----- Source data -----

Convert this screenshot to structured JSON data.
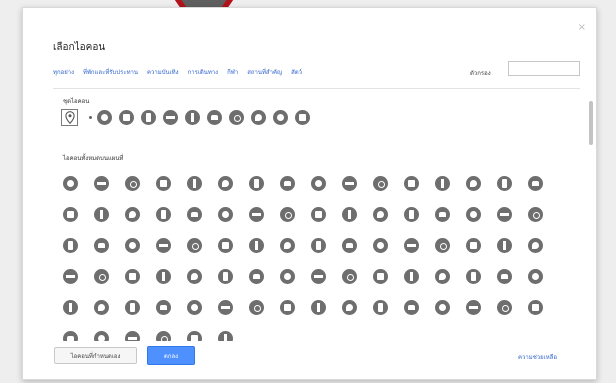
{
  "dialog": {
    "title": "เลือกไอคอน",
    "close_glyph": "×",
    "categories": [
      "ทุกอย่าง",
      "ที่พักและที่รับประทาน",
      "ความบันเทิง",
      "การเดินทาง",
      "กีฬา",
      "สถานที่สำคัญ",
      "สัตว์"
    ],
    "filter_label": "ตัวกรอง",
    "filter_value": "",
    "selected_section_title": "ชุดไอคอน",
    "list_section_title": "ไอคอนทั้งหมดบนแผนที่",
    "selected_icon": "map-pin-icon",
    "variant_icons": [
      "circle-icon",
      "square-icon",
      "circle-icon",
      "square-icon",
      "circle-icon",
      "square-icon",
      "shield-icon",
      "more-icon",
      "check-icon",
      "close-circle-icon"
    ],
    "grid_icons": [
      "icon-0",
      "icon-1",
      "icon-2",
      "icon-3",
      "icon-4",
      "icon-5",
      "icon-6",
      "icon-7",
      "icon-0",
      "icon-1",
      "icon-2",
      "icon-3",
      "icon-4",
      "icon-5",
      "icon-6",
      "icon-7",
      "icon-1",
      "icon-2",
      "icon-3",
      "icon-4",
      "icon-5",
      "icon-6",
      "icon-7",
      "icon-0",
      "icon-1",
      "icon-2",
      "icon-3",
      "icon-4",
      "icon-5",
      "icon-6",
      "icon-7",
      "icon-0",
      "icon-2",
      "icon-3",
      "icon-4",
      "icon-5",
      "icon-6",
      "icon-7",
      "icon-0",
      "icon-1",
      "icon-2",
      "icon-3",
      "icon-4",
      "icon-5",
      "icon-6",
      "icon-7",
      "icon-0",
      "icon-1",
      "icon-3",
      "icon-4",
      "icon-5",
      "icon-6",
      "icon-7",
      "icon-0",
      "icon-1",
      "icon-2",
      "icon-3",
      "icon-4",
      "icon-5",
      "icon-6",
      "icon-7",
      "icon-0",
      "icon-1",
      "icon-2",
      "icon-4",
      "icon-5",
      "icon-6",
      "icon-7",
      "icon-0",
      "icon-1",
      "icon-2",
      "icon-3",
      "icon-4",
      "icon-5",
      "icon-6",
      "icon-7",
      "icon-0",
      "icon-1",
      "icon-2",
      "icon-3",
      "icon-5",
      "icon-6",
      "icon-7",
      "icon-0",
      "icon-1",
      "icon-2"
    ],
    "buttons": {
      "secondary": "ไอคอนที่กำหนดเอง",
      "primary": "ตกลง"
    },
    "help_link": "ความช่วยเหลือ"
  },
  "colors": {
    "accent": "#4d90fe",
    "link": "#3366cc",
    "icon_fill": "#6e6e6e",
    "pointer": "#b3131b"
  }
}
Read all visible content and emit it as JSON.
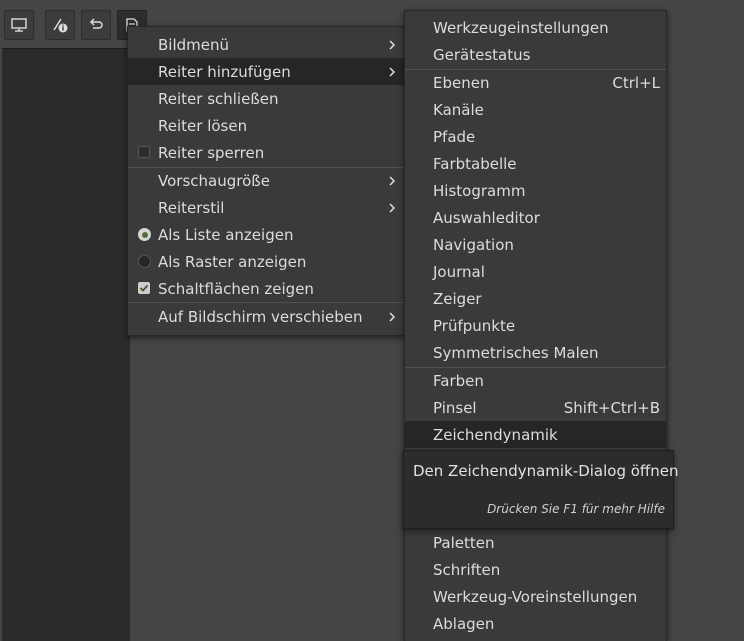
{
  "toolbar": {
    "buttons": [
      {
        "icon": "display-icon"
      },
      {
        "icon": "pointer-info-icon"
      },
      {
        "icon": "undo-history-icon"
      },
      {
        "icon": "document-tab-menu-icon"
      }
    ]
  },
  "main_menu": {
    "items": [
      {
        "label": "Bildmenü",
        "submenu": true
      },
      {
        "label": "Reiter hinzufügen",
        "submenu": true,
        "highlighted": true
      },
      {
        "label": "Reiter schließen"
      },
      {
        "label": "Reiter lösen"
      },
      {
        "label": "Reiter sperren",
        "checkbox": false
      },
      {
        "label": "Vorschaugröße",
        "submenu": true
      },
      {
        "label": "Reiterstil",
        "submenu": true
      },
      {
        "label": "Als Liste anzeigen",
        "radio": true
      },
      {
        "label": "Als Raster anzeigen",
        "radio": false
      },
      {
        "label": "Schaltflächen zeigen",
        "checkbox": true
      },
      {
        "label": "Auf Bildschirm verschieben",
        "submenu": true
      }
    ]
  },
  "sub_menu": {
    "items": [
      {
        "label": "Werkzeugeinstellungen"
      },
      {
        "label": "Gerätestatus"
      },
      {
        "label": "Ebenen",
        "shortcut": "Ctrl+L"
      },
      {
        "label": "Kanäle"
      },
      {
        "label": "Pfade"
      },
      {
        "label": "Farbtabelle"
      },
      {
        "label": "Histogramm"
      },
      {
        "label": "Auswahleditor"
      },
      {
        "label": "Navigation"
      },
      {
        "label": "Journal"
      },
      {
        "label": "Zeiger"
      },
      {
        "label": "Prüfpunkte"
      },
      {
        "label": "Symmetrisches Malen"
      },
      {
        "label": "Farben"
      },
      {
        "label": "Pinsel",
        "shortcut": "Shift+Ctrl+B"
      },
      {
        "label": "Zeichendynamik",
        "highlighted": true
      },
      {
        "label": "Paletten"
      },
      {
        "label": "Schriften"
      },
      {
        "label": "Werkzeug-Voreinstellungen"
      },
      {
        "label": "Ablagen"
      }
    ]
  },
  "tooltip": {
    "title": "Den Zeichendynamik-Dialog öffnen",
    "hint": "Drücken Sie F1 für mehr Hilfe"
  },
  "colors": {
    "menu_bg": "#3a3a3a",
    "highlight_bg": "#262626",
    "text": "#dcdcdc",
    "radio_dot": "#55703f"
  }
}
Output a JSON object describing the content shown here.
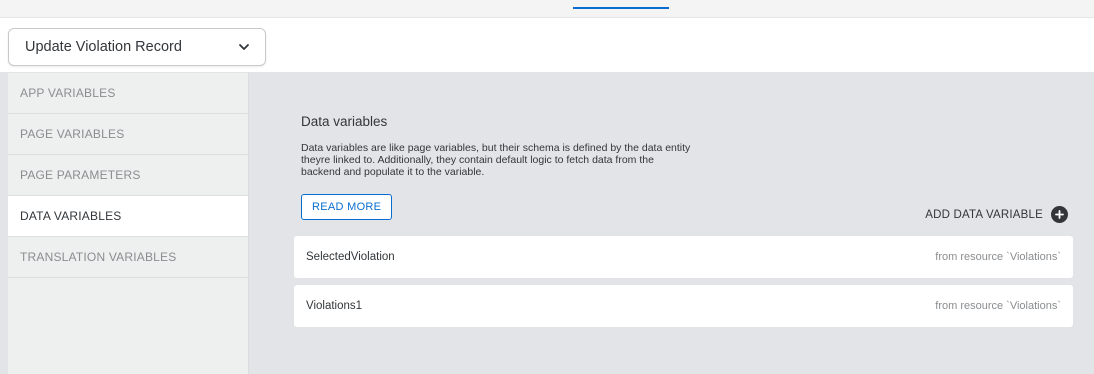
{
  "header": {
    "page_selector": "Update Violation Record"
  },
  "sidebar": {
    "items": [
      {
        "label": "APP VARIABLES",
        "active": false
      },
      {
        "label": "PAGE VARIABLES",
        "active": false
      },
      {
        "label": "PAGE PARAMETERS",
        "active": false
      },
      {
        "label": "DATA VARIABLES",
        "active": true
      },
      {
        "label": "TRANSLATION VARIABLES",
        "active": false
      }
    ]
  },
  "main": {
    "title": "Data variables",
    "description_lines": [
      "Data variables are like page variables, but their schema is defined by the data entity",
      "theyre linked to. Additionally, they contain default logic to fetch data from the",
      "backend and populate it to the variable."
    ],
    "read_more": "READ MORE",
    "add_data_variable": "ADD DATA VARIABLE",
    "variables": [
      {
        "name": "SelectedViolation",
        "source": "from resource `Violations`"
      },
      {
        "name": "Violations1",
        "source": "from resource `Violations`"
      }
    ]
  },
  "icons": {
    "page_selector": "chevron-down-icon",
    "add_data_variable": "plus-circle-icon"
  },
  "colors": {
    "accent": "#0a6ed1",
    "content_background": "#e3e4e7",
    "sidebar_background": "#eef0f0"
  }
}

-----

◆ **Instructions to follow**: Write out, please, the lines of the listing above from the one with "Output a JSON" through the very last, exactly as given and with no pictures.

◆ **Task response**:
Output a JSON object describing the content shown here.
{
  "header": {
    "page_selector": "Update Violation Record"
  },
  "sidebar": {
    "items": [
      {
        "label": "APP VARIABLES",
        "active": false
      },
      {
        "label": "PAGE VARIABLES",
        "active": false
      },
      {
        "label": "PAGE PARAMETERS",
        "active": false
      },
      {
        "label": "DATA VARIABLES",
        "active": true
      },
      {
        "label": "TRANSLATION VARIABLES",
        "active": false
      }
    ]
  },
  "main": {
    "title": "Data variables",
    "description_lines": [
      "Data variables are like page variables, but their schema is defined by the data entity",
      "theyre linked to. Additionally, they contain default logic to fetch data from the",
      "backend and populate it to the variable."
    ],
    "read_more": "READ MORE",
    "add_data_variable": "ADD DATA VARIABLE",
    "variables": [
      {
        "name": "SelectedViolation",
        "source": "from resource `Violations`"
      },
      {
        "name": "Violations1",
        "source": "from resource `Violations`"
      }
    ]
  },
  "icons": {
    "page_selector": "chevron-down-icon",
    "add_data_variable": "plus-circle-icon"
  },
  "colors": {
    "accent": "#0a6ed1",
    "content_background": "#e3e4e7",
    "sidebar_background": "#eef0f0"
  }
}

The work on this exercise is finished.